Its 3:52 in the morning and for the tenth straight day I am awake at this ungodly hour. Every night it’s the same, I fall asleep quick enough, but right around 2 am, my eyes open and I spend the next three hours wide awake. I may as well make semi-productive use of this time.
A few observations:
# I read somewhere that if all human intelligence were plotted on a bell curve; you would find that there are very few geniuses and very few sand-pounding idiots among us. The fact that geniuses are so rare is something we should instinctively know. The fact that so few of us are tragically stupid comes as a surprise to me. Most of us then would fall somewhere on either the ascending or descending curve of the bell, with the largest number of us at the flat place at the top of the curve in that most dreaded of all descriptions…a person of average intelligence.
# Looking back over this blog, the last couple of weeks have made for some pretty depressing reading and for this I feel an apology is in order. I have always assumed that most of you read this blog because it is reasonably entertaining. But with everything that has happened to my Dad since April 11, my writing has gotten thick and leaden with something close to grief. When I sit down to write, it’s always about whatever happens to be on my mind that day. Sometimes its politics, other times its sports or something interesting in the news. Well, for the last two weeks or so, the only thing on my mind has been Dad. Nobody wants to be beaten over the head with mortality and the frailty of life, so I’ll try to lighten things up in the future.
# There’s a great scene in the movie Memphis Belle where the crew start talking about what they plan on doing if they survive the war. One guy starts talking about how he has this idea of building a string of restaurants all across the country that are identical and serve the exact same food. The other guys start giving him the business, “That sounds terrible! Who the hell would want to go to the same restaurant and eat the same food all over the country?” they ask. The kid says, “It’s not a terrible idea. It’s comforting.” The thing is, I used to agree with him. There is something oddly comforting to be a thousand miles from home and see a Chick-Fil-A sign on the interstate. But as I have gotten older, chain stores have started to bother me. Short Pump is a perfect illustration of the problem. Drive down Broad Street from Gaskins to Lauderdale and you can count on one hand the number of unique, individually owned businesses. From the big box retailers down to practically all of the restaurants, everything is a national chain. We are being franchised to death.

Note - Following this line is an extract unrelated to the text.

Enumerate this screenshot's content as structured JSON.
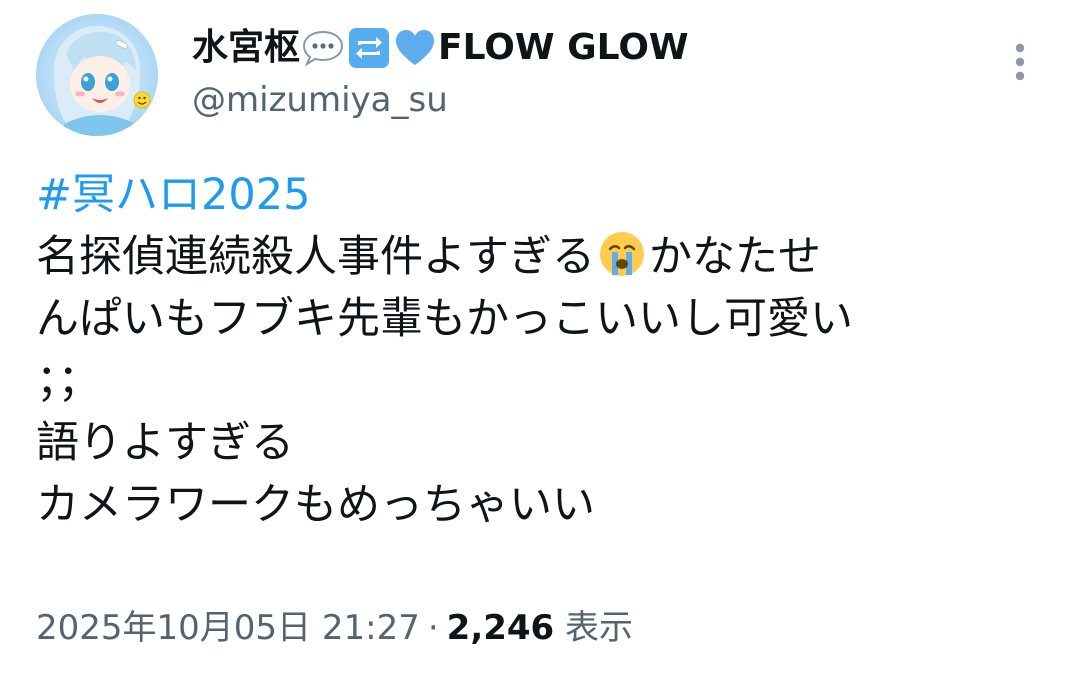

Quick show of hands from everyone out there who thinks Richmond is a better place since Ukrop’s sold out to Martin’s? How about the fact that there isn’t room for Pleasant’s Hardware now that the big box stores command the retail heights? The worst part is Sports Bars. Why would anyone go to Buffalo Wild Wings, when Big Al’s is right down the street? I don’t know who owns BWW. For all I know, the place could be owned by some oil sheik from Saudi Arabia, or worse, somebody from New Jersey! We all know Al because he’s right there in the place greeting you by name when you walk in. He’s a Richmond guy. His kids went to school here. His son played Little League with my son. If he’s lucky enough to make a profit at the bar, he doesn’t stuff it in an off shore account or wire it back to Riyadh. He spends it right here in Richmond. Knowing him, he probably spends it on Redskin memorabilia, but the point is the money stays right here. I happen to think that that matters to a community. And yes, yes…I know that we all benefit from lower prices that come from the presence of the Walmarts of the world, so save me the economics lecture. But, the presence of Walmart doesn’t make Richmond a better place, it just makes us like every place else. I’m done with homogenization. I don’t want Richmond to look like every other city in America.